• _RECORDS SUPPLIED_:

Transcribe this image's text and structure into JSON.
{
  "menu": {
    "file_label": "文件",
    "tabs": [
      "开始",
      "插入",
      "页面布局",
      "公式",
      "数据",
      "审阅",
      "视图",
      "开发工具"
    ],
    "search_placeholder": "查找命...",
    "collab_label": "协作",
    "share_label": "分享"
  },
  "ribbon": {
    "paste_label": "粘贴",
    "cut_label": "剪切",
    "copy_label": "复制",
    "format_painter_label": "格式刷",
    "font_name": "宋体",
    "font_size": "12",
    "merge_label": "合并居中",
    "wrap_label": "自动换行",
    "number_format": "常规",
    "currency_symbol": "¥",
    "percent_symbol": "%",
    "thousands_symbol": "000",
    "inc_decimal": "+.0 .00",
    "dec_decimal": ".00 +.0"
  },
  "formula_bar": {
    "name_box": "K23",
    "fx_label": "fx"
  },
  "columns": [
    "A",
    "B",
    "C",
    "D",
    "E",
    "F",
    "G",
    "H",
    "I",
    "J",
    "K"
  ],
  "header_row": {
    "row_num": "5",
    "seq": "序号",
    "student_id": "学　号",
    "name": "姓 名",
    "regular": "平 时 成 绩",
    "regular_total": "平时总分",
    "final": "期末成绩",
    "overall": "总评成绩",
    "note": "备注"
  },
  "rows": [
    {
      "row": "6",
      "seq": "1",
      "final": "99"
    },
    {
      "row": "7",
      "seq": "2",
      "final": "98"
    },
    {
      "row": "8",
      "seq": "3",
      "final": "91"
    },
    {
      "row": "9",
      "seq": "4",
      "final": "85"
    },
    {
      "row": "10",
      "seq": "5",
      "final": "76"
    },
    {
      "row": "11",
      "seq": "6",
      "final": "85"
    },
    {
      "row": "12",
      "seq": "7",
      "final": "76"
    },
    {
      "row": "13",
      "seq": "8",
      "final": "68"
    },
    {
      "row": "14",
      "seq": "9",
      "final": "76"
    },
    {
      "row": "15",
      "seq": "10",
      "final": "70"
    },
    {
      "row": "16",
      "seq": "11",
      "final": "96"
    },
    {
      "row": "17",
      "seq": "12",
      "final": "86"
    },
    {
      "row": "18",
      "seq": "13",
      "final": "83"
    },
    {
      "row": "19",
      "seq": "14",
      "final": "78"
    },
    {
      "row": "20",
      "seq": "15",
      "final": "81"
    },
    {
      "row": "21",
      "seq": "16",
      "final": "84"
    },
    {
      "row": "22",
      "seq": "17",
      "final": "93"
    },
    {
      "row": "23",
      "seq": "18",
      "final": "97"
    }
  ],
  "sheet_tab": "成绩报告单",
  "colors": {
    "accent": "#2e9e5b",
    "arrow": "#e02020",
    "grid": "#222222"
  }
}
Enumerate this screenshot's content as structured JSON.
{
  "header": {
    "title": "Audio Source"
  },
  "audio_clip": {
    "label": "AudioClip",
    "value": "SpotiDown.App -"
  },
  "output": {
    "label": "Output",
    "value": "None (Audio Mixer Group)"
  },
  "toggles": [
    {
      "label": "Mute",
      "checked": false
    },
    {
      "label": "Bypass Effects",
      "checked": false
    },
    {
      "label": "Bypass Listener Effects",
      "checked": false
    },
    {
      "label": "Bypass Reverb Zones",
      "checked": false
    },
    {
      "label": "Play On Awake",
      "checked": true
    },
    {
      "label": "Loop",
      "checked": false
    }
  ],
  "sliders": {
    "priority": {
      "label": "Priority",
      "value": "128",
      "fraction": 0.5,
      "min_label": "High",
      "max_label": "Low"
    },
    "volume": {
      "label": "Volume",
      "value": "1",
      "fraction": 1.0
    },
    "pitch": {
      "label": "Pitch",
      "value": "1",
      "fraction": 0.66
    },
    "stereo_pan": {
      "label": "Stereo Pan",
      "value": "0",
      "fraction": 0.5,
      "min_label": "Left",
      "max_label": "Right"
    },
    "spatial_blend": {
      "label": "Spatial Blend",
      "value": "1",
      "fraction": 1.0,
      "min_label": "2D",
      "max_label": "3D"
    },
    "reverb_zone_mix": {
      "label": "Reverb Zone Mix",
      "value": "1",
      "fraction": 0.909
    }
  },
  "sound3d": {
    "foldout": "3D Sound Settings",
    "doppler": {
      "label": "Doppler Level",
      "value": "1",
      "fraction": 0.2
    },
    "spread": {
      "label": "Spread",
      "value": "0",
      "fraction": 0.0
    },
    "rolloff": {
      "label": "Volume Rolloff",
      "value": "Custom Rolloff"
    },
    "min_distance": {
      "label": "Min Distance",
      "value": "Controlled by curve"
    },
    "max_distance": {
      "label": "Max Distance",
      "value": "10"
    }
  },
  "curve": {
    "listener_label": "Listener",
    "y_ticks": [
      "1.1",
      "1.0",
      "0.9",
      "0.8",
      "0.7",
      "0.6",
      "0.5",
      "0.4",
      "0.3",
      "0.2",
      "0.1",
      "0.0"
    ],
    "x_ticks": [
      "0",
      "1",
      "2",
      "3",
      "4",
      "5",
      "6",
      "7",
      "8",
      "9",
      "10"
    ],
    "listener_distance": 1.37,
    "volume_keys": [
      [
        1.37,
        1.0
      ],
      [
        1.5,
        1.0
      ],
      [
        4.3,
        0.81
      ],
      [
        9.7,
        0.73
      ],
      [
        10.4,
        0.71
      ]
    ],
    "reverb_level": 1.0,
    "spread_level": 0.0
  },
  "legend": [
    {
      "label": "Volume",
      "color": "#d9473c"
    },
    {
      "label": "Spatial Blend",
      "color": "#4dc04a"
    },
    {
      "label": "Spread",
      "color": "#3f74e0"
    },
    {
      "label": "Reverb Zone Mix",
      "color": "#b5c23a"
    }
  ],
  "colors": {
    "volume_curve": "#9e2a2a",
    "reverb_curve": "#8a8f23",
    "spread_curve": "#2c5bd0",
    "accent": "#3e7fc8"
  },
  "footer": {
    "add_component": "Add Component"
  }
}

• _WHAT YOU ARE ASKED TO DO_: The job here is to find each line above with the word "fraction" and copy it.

• _RESULT BELOW_:
      "fraction": 0.5,
      "fraction": 1.0
      "fraction": 0.66
      "fraction": 0.5,
      "fraction": 1.0,
      "fraction": 0.909
      "fraction": 0.2
      "fraction": 0.0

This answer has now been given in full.